So all this stuff should make for a really exciting story, right? Well, yeah, and it DOES, actually. And Williams is very good at slowly building up steam, filling in her background and giving you several very well defined characters. But what really grabs you here is the love story - or stories - and how marriage actually worked back in those days. Natalie "Nat" Collier is a heroine who will nearly break your heart. She certainly did mine. When Paul is suddenly deployed for six months to Greenland, Nat, pregnant and lonely, turns to Esrom, a young Mormon cowboy and mechanic she meets. But it remains innocent, despite Nat 's budding feelings for Esrom. And I know, it sounds like the old "triangle," or the lonely army wife cheating on her deployed husband, but it's not. It's just NOT, okay? Because fortunately Esrom is an honorable young guy, and Nat really does love Paul, despite their differences - but she is just so damn LONELY, ya know? And he is so kind to her and the little girls, and . .. ah, it's hard to explain, and I feel like such a sap for loving this story so damn much, ya know? Because I know women readers will love it. DO love it, in fact. And it is a pretty accurate depiction of an Army marriage and an Army wife, especially from those years.
Here's a sample of Nat's confusion and frustration over her feelings towards Esrom -
"It was improper to be lonely; it was improper to be bored; it was improper, most of all, to be filled with anything like longing. And even if you were good and stayed in your house and loved your children and your husband - and yes, she did love her husband - people could sniff out this longing in you ... hissing 'That one, that one is not satisfied.' Because there was no cure for it, it was worse than any one thing you might actually do."
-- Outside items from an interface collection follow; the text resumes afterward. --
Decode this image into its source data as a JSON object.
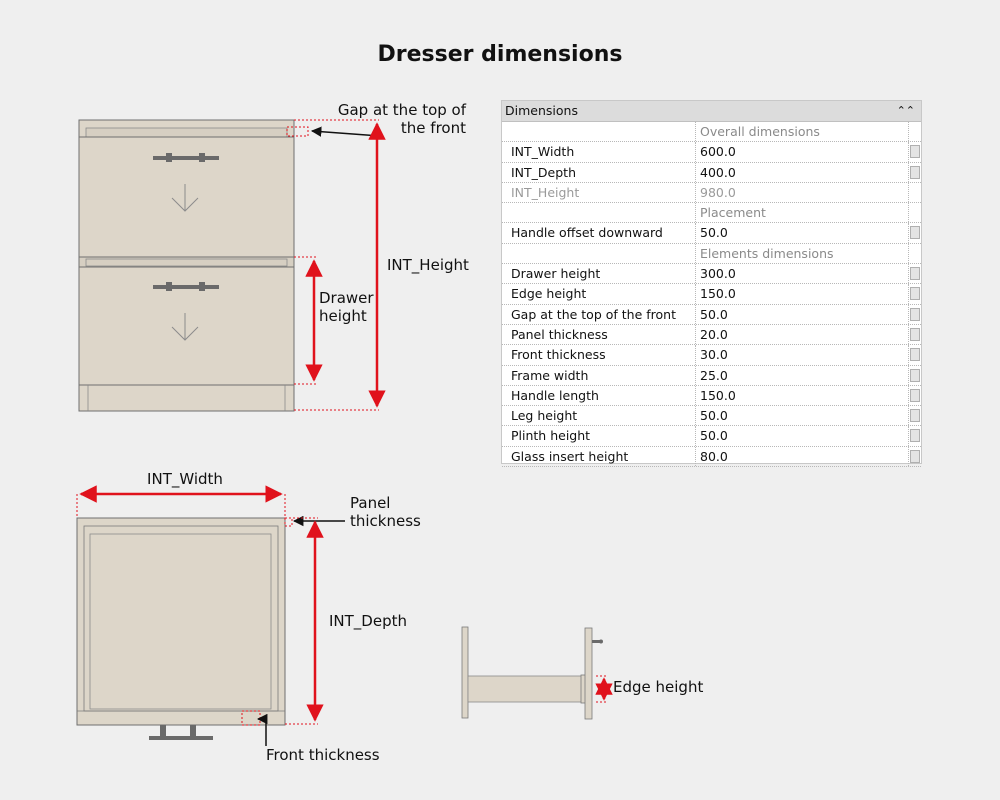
{
  "title": "Dresser dimensions",
  "labels": {
    "gap_top_line1": "Gap at the top of",
    "gap_top_line2": "the front",
    "int_height": "INT_Height",
    "drawer_height_line1": "Drawer",
    "drawer_height_line2": "height",
    "int_width": "INT_Width",
    "panel_thickness_line1": "Panel",
    "panel_thickness_line2": "thickness",
    "int_depth": "INT_Depth",
    "front_thickness": "Front thickness",
    "edge_height": "Edge height"
  },
  "colors": {
    "dimension_red": "#e0121c",
    "furniture_fill": "#ddd6c9",
    "handle_gray": "#6a6a6a",
    "background": "#efefef"
  },
  "panel": {
    "header": "Dimensions",
    "collapse_icon": "double-chevron-up-icon",
    "rows": [
      {
        "kind": "group",
        "value": "Overall dimensions"
      },
      {
        "kind": "param",
        "name": "INT_Width",
        "value": "600.0"
      },
      {
        "kind": "param",
        "name": "INT_Depth",
        "value": "400.0"
      },
      {
        "kind": "readonly",
        "name": "INT_Height",
        "value": "980.0"
      },
      {
        "kind": "group",
        "value": "Placement"
      },
      {
        "kind": "param",
        "name": "Handle offset downward",
        "value": "50.0"
      },
      {
        "kind": "group",
        "value": "Elements dimensions"
      },
      {
        "kind": "param",
        "name": "Drawer height",
        "value": "300.0"
      },
      {
        "kind": "param",
        "name": "Edge height",
        "value": "150.0"
      },
      {
        "kind": "param",
        "name": "Gap at the top of the front",
        "value": "50.0"
      },
      {
        "kind": "param",
        "name": "Panel thickness",
        "value": "20.0"
      },
      {
        "kind": "param",
        "name": "Front thickness",
        "value": "30.0"
      },
      {
        "kind": "param",
        "name": "Frame width",
        "value": "25.0"
      },
      {
        "kind": "param",
        "name": "Handle length",
        "value": "150.0"
      },
      {
        "kind": "param",
        "name": "Leg height",
        "value": "50.0"
      },
      {
        "kind": "param",
        "name": "Plinth height",
        "value": "50.0"
      },
      {
        "kind": "param",
        "name": "Glass insert height",
        "value": "80.0"
      }
    ]
  }
}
And Williams is equally perceptive in her portrayals of the male principals here too. Both Paul and Esrom come across as very believable, fully realized characters. Because THE LONGEST NIGHT, even with its slowly building plot line and shocking climactic scenes, is very much a character-driven novel, i.e. my kinda book.
It's worth a repeat, I think. I loved this book. I'll be watching to see what Andria Williams writes next. My highest recommendation.
- Tim Bazzett, author of the Cold War memoir, SOLDIER BOY: AT PLAY IN THE ASA
The Longest Night is also a study in bureaucracy. I wanted to yell at these characters, so like many people I have known, who put their careers above what is best for the company, the country and lives of others. And the subordinates who are too afraid to speak up, unsure of themselves and ultimately just as selfish as the idiot on top who drives the situation to disaster. Then, accurately, the one person who finally speaks up to save the situation and everyone in it, gets the same or worse punishment as the culprit who created the problem. Perhaps more stories like this will encourage whistleblowers.
I chuckled at the moments women share regarding deployment: Discovering that the bed is suddenly too empty and opting for the sofa. Switching to mac and cheese for weeks at a time while the meat-eater is gone. The sudden rush of work when he returns, much bigger meals, much more laundry, as if his whole platoon moved back in. The returning soldier becomes the focus of the whole family. Do they have any idea?
A side note, I used the Kindle app on my phone this time so that I could read during lunch breaks, fearing it would be difficult to see, but this has become my new favorite way to read.